Anthony van Dyck featured the Virgin Mary on several occasions in his career, with this religious symbol providing perfect inspiration for emotive scenes. Such topics were particularly common in the earlier stages of his career whilst later on he would receive large numbers of commissioned portraits. That said, this particular work arrived in 1628 by which point most of his artistic development had already taken place.
The Jesuit sodality in Antwerp had welcomed the artist into their ranks before commissioning his services for several paintings, including this one. There are some similarities between this painting and two earlier artworks by Gerard Seghers and Peter Paul Rubens, both of which he is likely to have seen before commencing this piece.
Van Dyck was skilled in depicting architectural features within his background scenes and there is a delicately lit pillar sitting at the back of this painting. Such an addition brings a real sense of class and history to the main figures in the foreground. An angel's wings are also carefully detailed, with the main focus of light drawing out the main facial features of the three figures.

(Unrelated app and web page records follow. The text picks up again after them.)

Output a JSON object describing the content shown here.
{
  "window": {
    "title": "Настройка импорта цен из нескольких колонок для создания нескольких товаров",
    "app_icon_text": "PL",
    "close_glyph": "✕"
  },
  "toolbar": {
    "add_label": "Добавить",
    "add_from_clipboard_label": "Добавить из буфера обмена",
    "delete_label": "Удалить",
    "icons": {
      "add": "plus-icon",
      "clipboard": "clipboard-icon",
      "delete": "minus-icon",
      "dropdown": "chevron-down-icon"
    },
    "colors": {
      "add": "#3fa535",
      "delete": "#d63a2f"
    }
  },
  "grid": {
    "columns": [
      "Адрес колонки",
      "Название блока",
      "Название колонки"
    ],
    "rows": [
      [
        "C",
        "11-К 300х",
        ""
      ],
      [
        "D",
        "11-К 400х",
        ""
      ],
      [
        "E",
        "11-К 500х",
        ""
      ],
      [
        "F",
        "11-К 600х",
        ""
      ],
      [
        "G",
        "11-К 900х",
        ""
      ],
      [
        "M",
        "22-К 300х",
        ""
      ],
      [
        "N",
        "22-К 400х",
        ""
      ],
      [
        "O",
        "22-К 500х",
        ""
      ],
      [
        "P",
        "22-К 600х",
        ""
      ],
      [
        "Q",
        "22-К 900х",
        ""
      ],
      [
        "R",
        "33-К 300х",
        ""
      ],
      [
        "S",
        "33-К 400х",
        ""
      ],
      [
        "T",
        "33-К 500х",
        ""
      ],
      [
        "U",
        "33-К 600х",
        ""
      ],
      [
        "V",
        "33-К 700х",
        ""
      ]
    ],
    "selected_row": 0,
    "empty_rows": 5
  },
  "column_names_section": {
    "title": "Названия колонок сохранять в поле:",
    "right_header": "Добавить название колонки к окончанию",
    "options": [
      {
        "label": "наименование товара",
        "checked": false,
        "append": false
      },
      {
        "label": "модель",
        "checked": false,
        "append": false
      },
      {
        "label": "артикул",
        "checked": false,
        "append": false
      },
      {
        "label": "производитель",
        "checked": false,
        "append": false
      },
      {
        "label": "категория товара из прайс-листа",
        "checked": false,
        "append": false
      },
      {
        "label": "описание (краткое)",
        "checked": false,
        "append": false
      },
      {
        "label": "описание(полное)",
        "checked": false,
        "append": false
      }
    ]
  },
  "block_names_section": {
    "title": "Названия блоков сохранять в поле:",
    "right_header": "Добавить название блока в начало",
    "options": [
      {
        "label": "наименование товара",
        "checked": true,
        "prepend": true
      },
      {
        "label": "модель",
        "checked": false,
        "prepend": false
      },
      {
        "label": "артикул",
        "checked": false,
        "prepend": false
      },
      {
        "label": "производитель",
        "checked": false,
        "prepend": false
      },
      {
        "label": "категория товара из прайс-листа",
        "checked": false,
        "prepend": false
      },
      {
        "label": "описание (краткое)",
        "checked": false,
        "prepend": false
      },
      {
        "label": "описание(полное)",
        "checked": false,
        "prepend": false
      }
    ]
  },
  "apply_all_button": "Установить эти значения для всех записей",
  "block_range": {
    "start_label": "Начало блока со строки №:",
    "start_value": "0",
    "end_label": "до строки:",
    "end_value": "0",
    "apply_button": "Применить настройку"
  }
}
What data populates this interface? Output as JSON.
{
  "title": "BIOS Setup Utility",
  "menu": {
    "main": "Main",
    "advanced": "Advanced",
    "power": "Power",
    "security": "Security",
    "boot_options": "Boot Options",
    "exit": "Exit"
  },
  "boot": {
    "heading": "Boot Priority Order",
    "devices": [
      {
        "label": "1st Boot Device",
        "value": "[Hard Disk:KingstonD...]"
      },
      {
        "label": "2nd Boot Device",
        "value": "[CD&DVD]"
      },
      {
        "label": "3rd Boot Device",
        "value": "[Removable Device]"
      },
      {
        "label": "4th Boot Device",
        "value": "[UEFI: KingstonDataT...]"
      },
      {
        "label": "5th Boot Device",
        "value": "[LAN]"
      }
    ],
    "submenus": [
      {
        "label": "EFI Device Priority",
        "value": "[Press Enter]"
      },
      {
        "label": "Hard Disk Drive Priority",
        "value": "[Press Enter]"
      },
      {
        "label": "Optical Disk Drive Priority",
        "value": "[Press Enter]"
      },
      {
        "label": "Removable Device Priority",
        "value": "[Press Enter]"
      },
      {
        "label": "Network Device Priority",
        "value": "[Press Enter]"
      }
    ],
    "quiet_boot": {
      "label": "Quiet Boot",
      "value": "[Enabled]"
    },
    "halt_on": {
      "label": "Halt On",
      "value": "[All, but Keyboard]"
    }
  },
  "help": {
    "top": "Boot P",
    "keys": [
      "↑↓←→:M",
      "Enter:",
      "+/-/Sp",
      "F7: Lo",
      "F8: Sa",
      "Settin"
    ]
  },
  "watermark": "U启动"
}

This oil on canvas painting can be found at the Kunsthistorisches Museum in Vienna and is normally on display as part of their permanent collection. Alongside this complex piece you can also enjoy original paintings by the likes of Jan van Eyck, Caravaggio, Johannes Vermeer, Pieter Brueghel the Elder and Thomas Gainsborough.